Sure, sugar tastes good and certainly gives us that temporary high. But to understand why it is so important to reduce our sugar consumption, we need to look at it from a variety of perspectives:
- Sugar has zero nutritional value. In fact, excessive consumption can result in reduced immunity and premature aging of our bodies.
- Sugar has an addictive nature, similar to some kinds of drugs, and can even cause withdrawal symptoms if we drastically change our diet.
- Continuous moderate to excessive sugar intake can result in increased risk of serious chronic illnesses like diabetes, heart disease, cancer, Alzheimer’s, and autoimmune diseases.
Sometimes, we can make significant improvements in our diet by simply changing our habits and through the sheer force of will power. But sometimes, despite our best intentions and efforts, even these attempts at change are unsuccessful, begging the question: where are these cravings really coming from? The answer lies in the makeup of our meals. Essentially, cravings are signs of a blood sugar imbalance in our bodies.
Whenever our meals are not comprised of a variety of macro-nutrients (fats, proteins, and complex carbohydrates), we end up with an imbalance. If our meals are overly high in simple carbohydrates, this will cause a quick rise in blood sugar followed by a sharp drop soon afterwards (causing the all too familiar sugar crash). After consuming this kind of diet for some time, our bodies look for that “high” again, resulting in sugar cravings. In addition, if we are not consuming enough calories due to an overly restrictive diet, this can also result in sugar cravings to encourage more calorie consumption.

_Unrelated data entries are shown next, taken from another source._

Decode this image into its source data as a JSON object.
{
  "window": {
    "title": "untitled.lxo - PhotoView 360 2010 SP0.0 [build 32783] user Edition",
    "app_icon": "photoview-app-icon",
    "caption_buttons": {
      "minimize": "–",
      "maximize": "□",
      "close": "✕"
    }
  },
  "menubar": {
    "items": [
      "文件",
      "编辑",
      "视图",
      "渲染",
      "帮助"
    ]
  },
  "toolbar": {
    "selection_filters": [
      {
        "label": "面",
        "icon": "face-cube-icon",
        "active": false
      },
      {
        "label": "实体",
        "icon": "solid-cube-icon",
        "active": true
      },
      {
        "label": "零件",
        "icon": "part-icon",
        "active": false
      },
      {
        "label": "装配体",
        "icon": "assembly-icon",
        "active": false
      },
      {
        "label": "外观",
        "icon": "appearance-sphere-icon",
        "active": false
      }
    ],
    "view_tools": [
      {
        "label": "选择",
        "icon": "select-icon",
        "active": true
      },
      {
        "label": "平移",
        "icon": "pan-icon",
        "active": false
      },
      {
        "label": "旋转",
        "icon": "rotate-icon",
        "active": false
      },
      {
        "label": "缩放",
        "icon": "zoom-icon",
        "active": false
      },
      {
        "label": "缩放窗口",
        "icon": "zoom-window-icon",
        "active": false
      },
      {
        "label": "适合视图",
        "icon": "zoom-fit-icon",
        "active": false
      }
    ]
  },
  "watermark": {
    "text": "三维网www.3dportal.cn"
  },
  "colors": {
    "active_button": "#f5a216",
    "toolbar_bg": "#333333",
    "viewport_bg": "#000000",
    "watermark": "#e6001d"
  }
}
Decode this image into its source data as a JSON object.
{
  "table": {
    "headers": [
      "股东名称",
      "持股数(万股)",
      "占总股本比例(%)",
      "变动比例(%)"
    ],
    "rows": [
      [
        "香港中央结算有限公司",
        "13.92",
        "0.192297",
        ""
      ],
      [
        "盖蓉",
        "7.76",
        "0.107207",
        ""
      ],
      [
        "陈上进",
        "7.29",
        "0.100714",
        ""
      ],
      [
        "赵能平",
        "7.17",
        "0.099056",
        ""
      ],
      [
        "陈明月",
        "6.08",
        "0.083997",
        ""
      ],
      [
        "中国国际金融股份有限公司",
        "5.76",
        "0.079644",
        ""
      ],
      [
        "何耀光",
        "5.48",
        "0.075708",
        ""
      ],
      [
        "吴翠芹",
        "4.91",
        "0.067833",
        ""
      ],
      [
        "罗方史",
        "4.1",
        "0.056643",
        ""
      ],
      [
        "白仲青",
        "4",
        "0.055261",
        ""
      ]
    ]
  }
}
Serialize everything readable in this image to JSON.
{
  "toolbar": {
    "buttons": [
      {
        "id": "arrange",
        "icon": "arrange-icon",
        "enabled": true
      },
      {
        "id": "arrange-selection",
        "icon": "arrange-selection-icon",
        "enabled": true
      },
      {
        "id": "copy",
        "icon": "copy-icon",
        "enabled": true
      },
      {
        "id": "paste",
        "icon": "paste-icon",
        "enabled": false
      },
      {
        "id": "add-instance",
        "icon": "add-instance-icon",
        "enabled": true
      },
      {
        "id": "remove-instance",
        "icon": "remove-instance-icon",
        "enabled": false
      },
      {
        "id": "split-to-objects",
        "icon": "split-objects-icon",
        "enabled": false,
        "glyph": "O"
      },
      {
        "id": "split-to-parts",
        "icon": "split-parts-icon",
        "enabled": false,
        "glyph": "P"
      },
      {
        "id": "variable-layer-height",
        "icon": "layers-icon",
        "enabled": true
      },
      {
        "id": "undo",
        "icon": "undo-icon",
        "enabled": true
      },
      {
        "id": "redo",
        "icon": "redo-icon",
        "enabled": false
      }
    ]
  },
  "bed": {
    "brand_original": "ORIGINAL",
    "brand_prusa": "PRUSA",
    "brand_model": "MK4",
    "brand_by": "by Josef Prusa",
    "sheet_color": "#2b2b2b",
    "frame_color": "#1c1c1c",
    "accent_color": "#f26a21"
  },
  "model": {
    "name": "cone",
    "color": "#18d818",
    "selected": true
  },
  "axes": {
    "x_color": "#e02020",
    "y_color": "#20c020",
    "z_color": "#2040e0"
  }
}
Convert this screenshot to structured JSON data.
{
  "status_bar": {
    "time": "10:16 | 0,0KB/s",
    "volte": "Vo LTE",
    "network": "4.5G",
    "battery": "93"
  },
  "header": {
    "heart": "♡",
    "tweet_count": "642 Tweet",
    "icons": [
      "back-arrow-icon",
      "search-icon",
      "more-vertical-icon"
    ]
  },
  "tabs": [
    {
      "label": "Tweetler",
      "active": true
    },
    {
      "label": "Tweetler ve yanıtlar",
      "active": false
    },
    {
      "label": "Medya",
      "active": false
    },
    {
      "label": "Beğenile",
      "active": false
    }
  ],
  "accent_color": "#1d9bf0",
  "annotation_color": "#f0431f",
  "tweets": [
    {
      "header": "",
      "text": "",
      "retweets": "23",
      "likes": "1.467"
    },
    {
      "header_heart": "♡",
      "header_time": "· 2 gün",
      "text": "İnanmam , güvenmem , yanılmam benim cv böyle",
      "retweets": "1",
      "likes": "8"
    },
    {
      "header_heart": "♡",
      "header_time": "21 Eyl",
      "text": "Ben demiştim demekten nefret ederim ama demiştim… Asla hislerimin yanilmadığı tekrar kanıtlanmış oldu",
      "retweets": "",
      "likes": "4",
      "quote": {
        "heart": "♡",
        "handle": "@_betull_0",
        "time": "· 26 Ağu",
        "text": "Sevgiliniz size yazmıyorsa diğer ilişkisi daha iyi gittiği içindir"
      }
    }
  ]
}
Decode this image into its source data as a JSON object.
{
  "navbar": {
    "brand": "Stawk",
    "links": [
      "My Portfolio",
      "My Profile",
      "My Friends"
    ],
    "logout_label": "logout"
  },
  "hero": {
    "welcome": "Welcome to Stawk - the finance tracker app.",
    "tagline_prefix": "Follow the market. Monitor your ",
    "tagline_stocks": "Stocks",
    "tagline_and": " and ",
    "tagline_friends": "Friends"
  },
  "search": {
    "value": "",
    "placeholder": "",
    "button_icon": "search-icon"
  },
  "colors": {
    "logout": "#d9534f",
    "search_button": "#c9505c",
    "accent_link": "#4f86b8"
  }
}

Ultimately, it comes down to changing our mindset about sugar and changing the environmental circumstances that set us up for failure. We have to attack sugar cravings by improving our diets and by bringing mindfulness into our lives. From a dietary perspective, the best way to curb those mid-afternoon brownie cravings is by diversifying our nutritional intake, which means increasing the consumption of fruits and vegetables so that we are satisfied by the natural sugars in them, and don’t crave processed items. Plus, these natural foods have the added benefits of fiber, vitamins, and other minerals that help slow the absorption of sugar by our bodies.
Building this healthy diet is certainly not always as simple as it sounds – over the years; the food industry has made sugar a key ingredient of most ready-made, processed foods that you will find in a regular grocery store. It’s not impossible, but sometimes it can be hard to get in the mindset of paying attention to what we are putting in our body, especially since even the healthy, no-sugar items that we buy with the best intentions can still be problematic. Awareness is the first step, and the second is making a plan that you can actually stick to.
You can check out some of my recipes for healthy, low-sugar meals to get started, as well as some quick recipes for items that we usually buy processed (like hummus and salad dressing). And as a health coach, I am equipped with the tools to help you build this change in diet into a lifestyle, not a temporary fix. Over-consumption of sugar has so many negative health effects, but ultimately you have control over your life and your diet, and the first step is to understand that before moving forward.